The people of West and Central Africa are young – nearly two-thirds haven’t yet celebrated their 24th birthday.
This young population gives us great hope. Its energy and commitment is exactly what we need to build a better future for everyone - but at the same time, it can cause us much fear.
Fear of what these young people are going to become or what choices they will make if they continue to be denied the skills, essential social services and opportunities they need to make the most of their abilities.
Today, young people aged 15 to 24 account for 60 percent of Africa’s unemployed and those who do manage to find work are often employed in the low-paid, often hazardous informal sector.
So many have grown up surrounded by poverty, inequality, conflict and instability, compounded by natural disasters or extreme weather events caused by climate change.
They have not received the education they deserve – about one third of adolescent girls are not in school – and they experience twice the adult unemployment rate.
This upbringing has had a profound effect on how they view their lives, leaving many feeling disillusioned and disenfranchised.
The failure to meet their needs has made them susceptible to radicalisation – or has led them to leave our region altogether, taking their talents and frustrations with them. This is a scenario we cannot afford to let escalate.
Young people are our future and our biggest asset – but only if we can find a way to make them stay to help build their countries. For this, we must make the right investments in their future.

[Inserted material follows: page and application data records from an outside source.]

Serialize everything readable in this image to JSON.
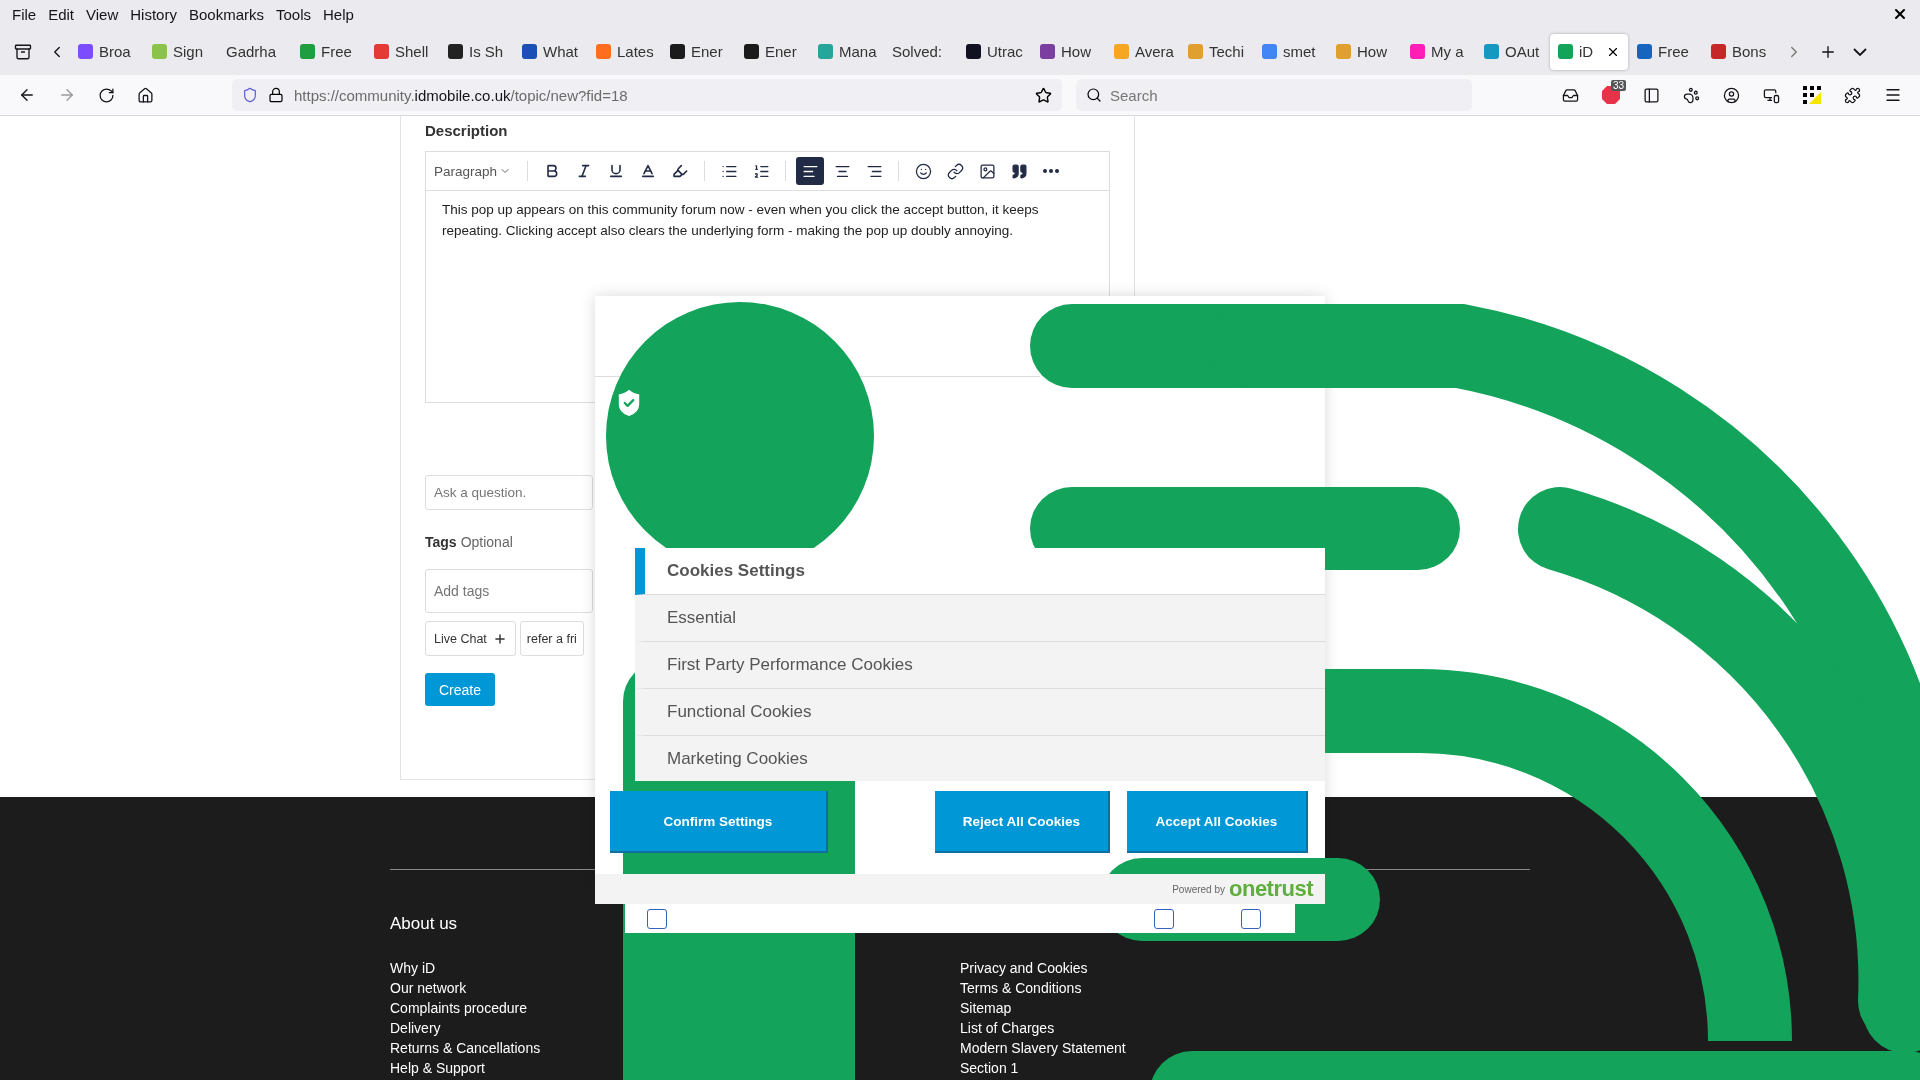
{
  "menu_bar": [
    "File",
    "Edit",
    "View",
    "History",
    "Bookmarks",
    "Tools",
    "Help"
  ],
  "tabs": [
    {
      "label": "Broa",
      "color": "#7c4dff",
      "selected": false
    },
    {
      "label": "Sign",
      "color": "#8bc34a",
      "selected": false
    },
    {
      "label": "Gadrha",
      "selected": false
    },
    {
      "label": "Free",
      "color": "#1e9e3e",
      "selected": false
    },
    {
      "label": "Shell",
      "color": "#e53935",
      "selected": false
    },
    {
      "label": "Is Sh",
      "color": "#222222",
      "selected": false
    },
    {
      "label": "What",
      "color": "#1a4fb5",
      "selected": false
    },
    {
      "label": "Lates",
      "color": "#ff6d1f",
      "selected": false
    },
    {
      "label": "Ener",
      "color": "#1b1b1b",
      "selected": false
    },
    {
      "label": "Ener",
      "color": "#1b1b1b",
      "selected": false
    },
    {
      "label": "Mana",
      "color": "#26a69a",
      "selected": false
    },
    {
      "label": "Solved:",
      "selected": false
    },
    {
      "label": "Utrac",
      "color": "#111122",
      "selected": false
    },
    {
      "label": "How",
      "color": "#7b3fa0",
      "selected": false
    },
    {
      "label": "Avera",
      "color": "#f5a623",
      "selected": false
    },
    {
      "label": "Techi",
      "color": "#e0a030",
      "selected": false
    },
    {
      "label": "smet",
      "color": "#4285f4",
      "selected": false
    },
    {
      "label": "How",
      "color": "#e0a030",
      "selected": false
    },
    {
      "label": "My a",
      "color": "#ff1fb8",
      "selected": false
    },
    {
      "label": "OAut",
      "color": "#1798c1",
      "selected": false
    },
    {
      "label": "iD",
      "color": "#13a35a",
      "selected": true
    },
    {
      "label": "Free",
      "color": "#1565c0",
      "selected": false
    },
    {
      "label": "Bons",
      "color": "#c62828",
      "selected": false
    }
  ],
  "address_bar": {
    "url_prefix": "https://community.",
    "url_domain": "idmobile.co.uk",
    "url_path": "/topic/new?fid=18"
  },
  "search": {
    "placeholder": "Search"
  },
  "adblock_badge": "33",
  "form": {
    "description_label": "Description",
    "editor": {
      "format_label": "Paragraph",
      "align_buttons": [
        {
          "selected": true
        },
        {
          "selected": false
        },
        {
          "selected": false
        }
      ],
      "text": "This pop up appears on this community forum now - even when you click the accept button, it keeps repeating. Clicking accept also clears the underlying form - making the pop up doubly annoying."
    },
    "question_placeholder": "Ask a question.",
    "tags_label": "Tags",
    "tags_optional": "Optional",
    "tags_placeholder": "Add tags",
    "tag_chips": [
      "Live Chat",
      "refer a fri"
    ],
    "create_button": "Create"
  },
  "cookie_popup": {
    "menu": [
      {
        "label": "Cookies Settings",
        "selected": true
      },
      {
        "label": "Essential",
        "selected": false
      },
      {
        "label": "First Party Performance Cookies",
        "selected": false
      },
      {
        "label": "Functional Cookies",
        "selected": false
      },
      {
        "label": "Marketing Cookies",
        "selected": false
      }
    ],
    "buttons": [
      "Confirm Settings",
      "Reject All Cookies",
      "Accept All Cookies"
    ],
    "powered_by": "Powered by",
    "brand": "onetrust",
    "checkboxes": [
      {
        "checked": false
      },
      {
        "checked": false
      },
      {
        "checked": false
      }
    ]
  },
  "footer": {
    "about_heading": "About us",
    "about_links": [
      "Why iD",
      "Our network",
      "Complaints procedure",
      "Delivery",
      "Returns & Cancellations",
      "Help & Support"
    ],
    "legal_links": [
      "Privacy and Cookies",
      "Terms & Conditions",
      "Sitemap",
      "List of Charges",
      "Modern Slavery Statement",
      "Section 1"
    ]
  }
}
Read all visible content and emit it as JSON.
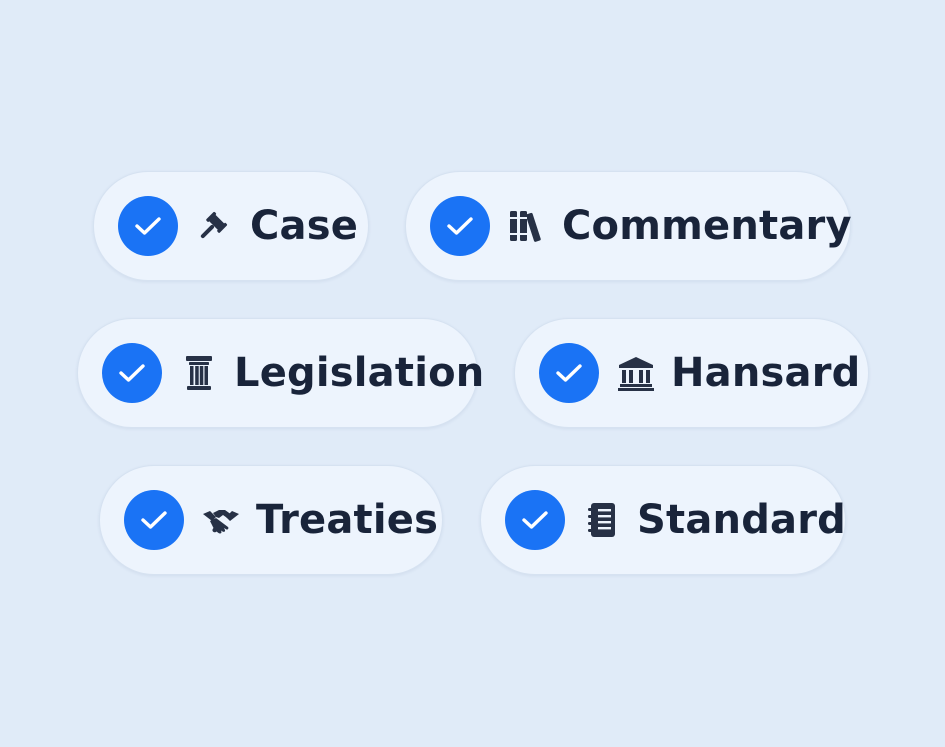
{
  "colors": {
    "background": "#e0ebf8",
    "chip_background": "#edf4fd",
    "check_accent": "#1a73f5",
    "text": "#19243a"
  },
  "filters": [
    {
      "id": "case",
      "label": "Case",
      "icon": "gavel-icon",
      "checked": true
    },
    {
      "id": "commentary",
      "label": "Commentary",
      "icon": "books-icon",
      "checked": true
    },
    {
      "id": "legislation",
      "label": "Legislation",
      "icon": "column-icon",
      "checked": true
    },
    {
      "id": "hansard",
      "label": "Hansard",
      "icon": "landmark-icon",
      "checked": true
    },
    {
      "id": "treaties",
      "label": "Treaties",
      "icon": "handshake-icon",
      "checked": true
    },
    {
      "id": "standard",
      "label": "Standard",
      "icon": "notebook-icon",
      "checked": true
    }
  ]
}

Militant groups such as Boko Haram’s success in recruiting young Nigerians and others across the region show us there is no time to lose.
The group, and others such as MUJAO in Mali, has preyed on disaffection and vulnerability to draw young men and women from all kinds of backgrounds into their fold. Promising loans and money, they have made the most of economic inequalities to tempt them to join.
These groups also make inroads into communities by offering a different leadership to local, often absent, ineffective or corrupt government. In short, they identify all the factors that are frustrating our youngsters and use them to influence how they think.
But it is not too late. We can still draw our young people back if we offer the right choices.
We need to build their trust in governments so that they believe they are listened to and help and empower them to contribute to transforming their communities.
If we fail, they will continue to fall into the hands of radical groups or simply leave. The exodus of young people towards Europe and further afield shows just how desperate they have become. An estimated 80,000 of the people smuggled across the Mediterranean in the past two years have been from sub-Saharan Africa.
So we must find solutions. We must address the socio-cultural milieu that encourages harmful practices and provide girls and women with education so that they can live full and fulfilling lives and play a meaningful part in the development of their societies.
We need to find ways to bring young people and government together to rebuild trust and facilitate communication. And at a local level, community relations need to be strengthened so that the young talk to the old, keeping the lines of communication open, because those communities which have done so have been successful in protecting their youngsters from radicalisation.
We at UNFPA see investment in adolescents and youth as critical to our region’s future. We are working with governments across the Sahel, Manor River, Gulf of Guinea, Congo Basin and Lake Chad Basin to encourage the development of initiatives to help young people make the most of their and their families’ lives.
We are also supporting programmes that are reaching girls to protect them from harmful practices such as child marriage, early pregnancy, female genital mutilation and gender-based violence.
Last year, Burkina Faso launched a National Strategy to end Child Marriage followed this year by Ghana with its National Campaign to End Child Marriage.
Several countries have also passed national legislation against female genital mutilation, including Guinea Bissau, Nigeria and the Islamic Republic of the Gambia.
The African Union has also recognised the potential of our youth and has pledged to put adolescents and youth at the centre of its development agenda.
The Agenda 2063 which projects the “Africa We Want” by 2063 gives us a strong vision of our desired direction and a road map on harnessing the demographic dividend through targeted investments in our young people - to which UNFPA has contributed - will be considered at the ongoing AU summit in Kigali.
The demographic dividend will also be high on the agenda at the Heads of State and Government summits next year.
This all means progress but there is no time to waste. It has been ten years since the adoption of the African Youth Charter promising empowerment and development but 12 States have yet to sign up and out of 42 who signed, four have not ratified the charter. All young people in Africa, regardless of their geographic location, must be entitled to the full range of rights and aspirations enshrined in this Charter.
Because we will only stop this tide of radicalisation, keep our young people home and get the “Africa We Want” if we lower the fertility rate and address the weaknesses in our education and health services – especially for girls and women.
It will require strong, determined governance but the time is now because this commitment to look after our youth will pave the way to a healthier, more prosperous Africa, not just for them, but for everyone.
Mabingue Ngom is the UNFPA Regional Director for West and Central Africa.